Mudcat Café message #3898417 The Mudcat Café TM
Thread #162666   Message #3898417
Posted By: Vic Smith
09-Jan-18 - 03:09 PM
Thread Name: New Book: Folk Song in England
Subject: RE: New Book: Folk Song in England
There is nothing wrong in historical research in saying As yet we do not know the answer. We hope that future evidence will reveal this. It is a much more sensible and honest than saying, These are the facts and need to be regarded as the truth. when there is nothing concrete to back up a statement.

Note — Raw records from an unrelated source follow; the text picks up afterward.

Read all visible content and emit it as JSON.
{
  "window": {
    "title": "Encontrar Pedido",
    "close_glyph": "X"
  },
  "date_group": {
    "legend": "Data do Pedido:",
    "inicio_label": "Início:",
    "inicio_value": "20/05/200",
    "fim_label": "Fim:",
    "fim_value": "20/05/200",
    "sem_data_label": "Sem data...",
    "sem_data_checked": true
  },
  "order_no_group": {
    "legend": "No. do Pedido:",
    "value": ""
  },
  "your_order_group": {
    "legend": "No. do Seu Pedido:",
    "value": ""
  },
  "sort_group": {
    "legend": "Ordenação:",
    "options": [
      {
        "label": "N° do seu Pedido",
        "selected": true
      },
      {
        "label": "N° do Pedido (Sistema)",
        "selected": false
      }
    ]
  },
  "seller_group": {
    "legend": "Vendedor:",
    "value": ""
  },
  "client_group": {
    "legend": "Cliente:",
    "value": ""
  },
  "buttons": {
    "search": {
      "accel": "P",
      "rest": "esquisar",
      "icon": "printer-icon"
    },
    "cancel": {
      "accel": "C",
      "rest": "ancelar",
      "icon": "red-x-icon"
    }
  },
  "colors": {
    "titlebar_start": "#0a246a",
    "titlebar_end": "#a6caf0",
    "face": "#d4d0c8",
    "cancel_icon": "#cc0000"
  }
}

Let's take a couple of recent examples from this thread.
Firstly Bothy Ballads. We can date their heyday to 1830 to 1890. We know that they continued to be sung well into the 20th century by the rural population of the north-east. We know that they appeared in print from the earliest time and that there was a good distribution system and a ready market in farms and villages. We know that by the beginning of the 20th century any new song that entered the repertoire as a cornkister was likely to have been written by a professional entertainer. We know that the songs of Harry Lauder & Will Fyfe gained great currency in the north-east; Jane Turriff seemed to sing them all. What we don't know is who composed the earlier songs, let's say those that appeared before 1850, and of those, the ones that gained currency. They may have been commissioned by those who printed the sheets, they may have been written by farm workers. It may be a combination of both. In the majority of cases, we just don't know.
That's why Scotland has a fine repertoire of Bothie Songs made by farmworkers makes me uncomfortable because, in fact, we do not know for certain who made them.
That's why statements like First I've heard of it Vic are unhelpful because whether you or I or anyone else has heard of it proves nothing.

Let's move on to a subject we know even less about, the class and location of those who wrote the broadside ballads.
Urban people, not particularly skilled as poets and living outside of the subjects of our folk songs - all of which makes them highly unlikely as possible authors
Again I feel very uncomfortable about this because the amount of knowledge that we have is minimal about the poets' names, their education, their class, their other occupations if any, whether they were itinerant, living in town or country whether they were the printers or ballad sellers themselves or whether their ranks encompassed all or most of these. It would be honest to say that we don't have enough information so we should admit that, on the whole, we just don't know. We know from reading the survivors that their standard varied from drivel to some quite moving pieces. To claim otherwise as the statement above seems to me to be being economic with the actuality.

Finally, there have been a few statements of the nature of -
It most certainly is not - it's a well documented fact, including in Hindleys Hindley in teh Catnach biography and Leslie Shepherd's books on the subject
Vic has described the pressure they worked under quite adequately

Well, I certainly was not referring to any song printed as a broadside I was merely trying to make a joke (failed obviously) of the fact that the printer would not be able to wait for a polished edit of the tiresome prose of Last words of.... or Confessions of.... documents to be mulled over and corrected before the body was swinging at the end of a rope, Like football programmes, these sheets had a very short shelf life before they were discarded.